AVOIDING GI DISTRESS
WHEN ENDURANCE ATHLETES hear the term “gut health” they might think it refers simply to GI distress – bloating, cramps, urgency – which is common amongst athletes. While it can encompass these issues, the health of your gut means more than uncomfortable symptoms. A healthy and functioning gut is important for immunity and nutrient absorption and is also linked with a range of health issues and seemingly unrelated symptoms throughout the body. For an athlete who relies on being healthy in order to train consistently, looking after your gut should be a top priority.
The gut, also known as the GI tract or digestive tract/system, technically runs from your mouth right through to the other end. So, in reality, gut health refers to anywhere along this path. Most of the interesting stuff happens down in the intestine, though. That’s where most digestion and absorption happens and, importantly, is where you will find lots of bacteria, which play a starring role in health and function. It is also the control room for the immune system: more than 70 per cent of the immune system’s cells are found in the small and large intestines. These cells help to regulate inflammation, which is important in the healing of injuries, and infections.
If you are in doubt about the effect of gut bacteria and influence on health, consider the fact that bacteria cells outnumber our own by 10 times. That means that the vast majority of genetic material in our bodies is, in fact, not ours. And that genetic material, and the information encoded in it, exerts enormous influence on everything from body weight, mental health, immunity, cardiovascular health and (almost) everything in between. Importantly, gut bacteria also produce some key nutrients including Vitamin B12 and Vitamin K. Why is gut health important for athletes? The human gut is designed to keep some things out of the blood stream and body cells (pathogens, harmful viruses, large food stuffs) and let other things in (nutrients, water). This relies on a well-functioning, permeable mucous barrier lining the gut wall. Good bacteria within the gut provide fuel for the cells lining the digestive tract and ensure that the junctions between cells maintain integrity. If good bacteria don’t f lourish, or are under conditions of stress, inflammation or irritation, the gut wall can be compromised. That means that contents which are supposed to stay in the gut can permeate through the mucous barrier into the blood stream. Once in the body, these foreign particles trigger an immune reaction, which leads to increased levels of inflammation throughout the body. Nutrient absorption is also compromised and insulin resistance can develop. This is known as a leaky gut and, while symptoms can include gut discomfort, more often than not they don’t and symptoms manifest elsewhere – the brain, the skin and even the cardiovascular or endocrine systems. Studies also show the gut can affect mental health. In fact, the brain and gut are connected in a two-way communication. Stress affects the functioning of your gut, but also an unhealthy gut, or altered gut bacteria, can influence the way you respond to and deal with stress.

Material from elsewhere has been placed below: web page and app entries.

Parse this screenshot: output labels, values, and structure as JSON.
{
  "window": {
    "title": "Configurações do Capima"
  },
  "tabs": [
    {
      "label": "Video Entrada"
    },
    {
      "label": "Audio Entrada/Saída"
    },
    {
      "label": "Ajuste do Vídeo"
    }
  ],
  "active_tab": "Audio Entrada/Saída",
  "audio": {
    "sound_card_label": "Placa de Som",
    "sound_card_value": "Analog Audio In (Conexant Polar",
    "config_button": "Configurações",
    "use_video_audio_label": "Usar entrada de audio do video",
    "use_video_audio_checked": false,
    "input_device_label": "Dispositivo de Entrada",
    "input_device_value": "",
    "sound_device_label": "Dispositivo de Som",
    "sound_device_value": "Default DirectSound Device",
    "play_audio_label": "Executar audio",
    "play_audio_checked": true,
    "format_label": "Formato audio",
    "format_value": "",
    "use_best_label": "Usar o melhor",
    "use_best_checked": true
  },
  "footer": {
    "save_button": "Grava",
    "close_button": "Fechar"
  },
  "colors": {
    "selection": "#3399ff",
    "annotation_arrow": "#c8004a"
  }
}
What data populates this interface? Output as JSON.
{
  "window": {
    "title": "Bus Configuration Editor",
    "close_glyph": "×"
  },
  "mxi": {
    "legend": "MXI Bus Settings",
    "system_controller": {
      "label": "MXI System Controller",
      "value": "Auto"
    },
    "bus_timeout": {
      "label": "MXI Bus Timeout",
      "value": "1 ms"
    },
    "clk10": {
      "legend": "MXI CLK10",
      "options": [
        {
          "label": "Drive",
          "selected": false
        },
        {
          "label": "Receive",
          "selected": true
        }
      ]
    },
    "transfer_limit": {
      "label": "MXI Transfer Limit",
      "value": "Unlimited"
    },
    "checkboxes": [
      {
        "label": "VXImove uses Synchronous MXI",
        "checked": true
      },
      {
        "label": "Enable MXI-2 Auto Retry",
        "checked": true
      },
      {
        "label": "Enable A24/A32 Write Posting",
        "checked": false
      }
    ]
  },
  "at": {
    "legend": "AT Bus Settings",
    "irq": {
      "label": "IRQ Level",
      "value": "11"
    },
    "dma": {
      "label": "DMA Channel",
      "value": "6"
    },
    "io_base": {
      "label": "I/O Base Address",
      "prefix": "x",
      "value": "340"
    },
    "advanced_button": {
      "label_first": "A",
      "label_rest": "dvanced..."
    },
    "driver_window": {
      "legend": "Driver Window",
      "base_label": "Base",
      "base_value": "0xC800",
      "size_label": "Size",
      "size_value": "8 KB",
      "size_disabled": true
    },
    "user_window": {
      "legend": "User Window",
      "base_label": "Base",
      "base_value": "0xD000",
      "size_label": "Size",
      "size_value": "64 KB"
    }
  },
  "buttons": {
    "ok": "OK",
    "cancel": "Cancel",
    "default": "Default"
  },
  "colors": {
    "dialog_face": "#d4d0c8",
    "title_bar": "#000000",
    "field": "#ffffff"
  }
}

A prime example of the importance of healthy gut bacteria for athletes is that of beet juice, which has been touted as a natural performance enhancer. The key ingredient in beetroot is nitrate, which healthy bacteria in the mouth convert to nitrite, which, in turn, is converted to nitric oxide. Nitric oxide acts as a vasodilator, increasing the size of blood vessels in functioning muscles to allow more oxygen uptake, which boosts endurance. Research shows that any benefits from beet juice are diminished if you use mouthwash, which kills off essential bacteria.
A healthy gut allows you better absorption of nutrients which will improve health, recovery and performance. It will also reduce systemic inflammation for better recovery and adaptation and lessen GI issues and other symptoms.
What impact does athletic activity have on gut health? Athletic populations have different gut bacteria than non-athletic ones. In general this is a healthier mix and is put down to the effect of exercise itself. However other aspects of an athlete’s lifestyle or diet can play a role in determining gut health.
Diets high in sugar and refined foods decrease the diversity of the gut’s bacteria. Even with their very high energy needs, athletes should be mindful of supplementing their diet with too many refined carbohydrates and sugars – the exact foods that comprise sports foods and do such as great job of fuelling us through races and workouts. In general